Morning Star, Midnight Sun

The Early Guadalcanal-Solomons Campaign of World War II August–October 1942

Author: Jeffrey Cox

Publisher: Osprey Publishing

ISBN: 9781472826428

Category: History

Page: 444

View: 7656

Following on from his hugely successful book Rising Sun, Falling Skies, Jeffrey R. Cox tells the gripping story of the first Allied offensive of the Pacific War, as they sought to prevent Japan from cutting off Australia and regaining dominance in the Pacific. Following the disastrous Java Sea campaign, the Allies went on the offensive in the Pacific in a desperate attempt to halt the Japanese forces that were rampaging across the region. With the conquest of Australia a very real possibility, the stakes were high. Their target: the Japanese-held Solomon Islands, in particular the southern island of Guadalcanal. Hamstrung by arcane pre-war thinking and a bureaucratic mind-set, the US Navy had to adapt on the fly in order to compete with the mighty Imperial Japanese Navy, whose ingenuity and creativity thus far had fostered the creation of its Pacific empire. Starting with the amphibious assault on Savo Island, the campaign turned into an attritional struggle where the evenly matched foes sought to grind out a victory.



Author: Brian Lynch,Franco Urru

Publisher: Idea & Design Works Llc

ISBN: 9781600100611

Category: Comics & Graphic Novels

Page: 120

View: 6169

When the Monahan Family asks Spike to find their daughter Ruby, he accepts. The problem? Ruby's a half-demon and has been checked into the Mosaic Wellness Center, a rehab facility for vampires, demons, and other creatures of the night. The solution -- Spike checks himself in as a patient. But there's another, slightly bigger problem -- the hundreds of super-powered, supernatural patients at Mosaic know Spike, and want him dead. If the therapy doesn't kill him, the other patients will...

Burma '44

The Battle That Turned the War in the Far East

Author: James Holland

Publisher: Corgi

ISBN: 9780552172035


Page: 448

View: 308

'A thrilling blow-by-blow account' The Times In February 1944, a rag-tag collection of clerks, drivers, doctors, muleteers, and other base troops, stiffened by a few dogged Yorkshiremen and a handful of tank crews managed to hold out against some of the finest infantry in the Japanese Army, and then defeat them in what was one of the most astonishing battles of the Second World War. What became know as The Defence of the Admin Box, fought amongst the paddy fields and jungle of Northern Arakan over a fifteen-day period, turned the battle for Burma. Not only was it the first decisive victory for British troops against the Japanese, more significantly, it demonstrated how the Japanese could be defeated. The lessons learned in this tiny and otherwise insignificant corner of the Far East, set up the campaign in Burma that would follow, as General Slim's Fourteenth Army finally turned defeat into victory. Burma '44 is a tale of incredible drama. As gripping as the story of Rorke's drift, as momentous as the battle for the Ardennes, the Admin Box was a triumph of human grit and heroism and remains one of the most significant yet undervalued conflicts of World War Two.

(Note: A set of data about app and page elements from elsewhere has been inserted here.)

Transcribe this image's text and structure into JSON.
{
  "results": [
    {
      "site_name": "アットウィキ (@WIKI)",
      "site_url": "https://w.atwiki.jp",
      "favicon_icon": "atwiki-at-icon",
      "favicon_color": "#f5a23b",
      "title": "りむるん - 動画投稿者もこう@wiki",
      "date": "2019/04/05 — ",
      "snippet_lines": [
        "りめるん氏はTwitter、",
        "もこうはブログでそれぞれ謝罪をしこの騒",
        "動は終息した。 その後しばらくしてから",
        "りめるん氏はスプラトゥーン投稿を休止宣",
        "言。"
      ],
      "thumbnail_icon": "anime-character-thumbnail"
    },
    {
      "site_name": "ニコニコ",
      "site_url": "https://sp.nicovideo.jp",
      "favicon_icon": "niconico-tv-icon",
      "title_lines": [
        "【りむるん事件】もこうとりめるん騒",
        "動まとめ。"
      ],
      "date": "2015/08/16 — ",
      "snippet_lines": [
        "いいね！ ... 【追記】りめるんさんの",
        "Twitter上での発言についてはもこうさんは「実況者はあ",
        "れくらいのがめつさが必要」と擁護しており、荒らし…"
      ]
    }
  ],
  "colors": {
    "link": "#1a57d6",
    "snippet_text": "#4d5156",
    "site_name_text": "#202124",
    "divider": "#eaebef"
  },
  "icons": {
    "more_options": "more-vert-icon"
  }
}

The Burma Campaign

Disaster Into Triumph, 1942-45

Author: Frank McLynn

Publisher: Yale University Press

ISBN: 0300171625

Category: History

Page: 532

View: 3311

Describes the protracted World War II campaign in Burma, discussing how the clash of the multiple personalities and strategies of the American and British generals contributed to early defeats and eventual victory for the allied powers.

Lost England: 1870-1930

Author: Philip Davies

Publisher: N.A

ISBN: 9781909242791


Page: 560

View: 4459

Around 1500 photographs reveal what it was like to live in Victorian and Edwardian England. The long awaited sequel to Lost London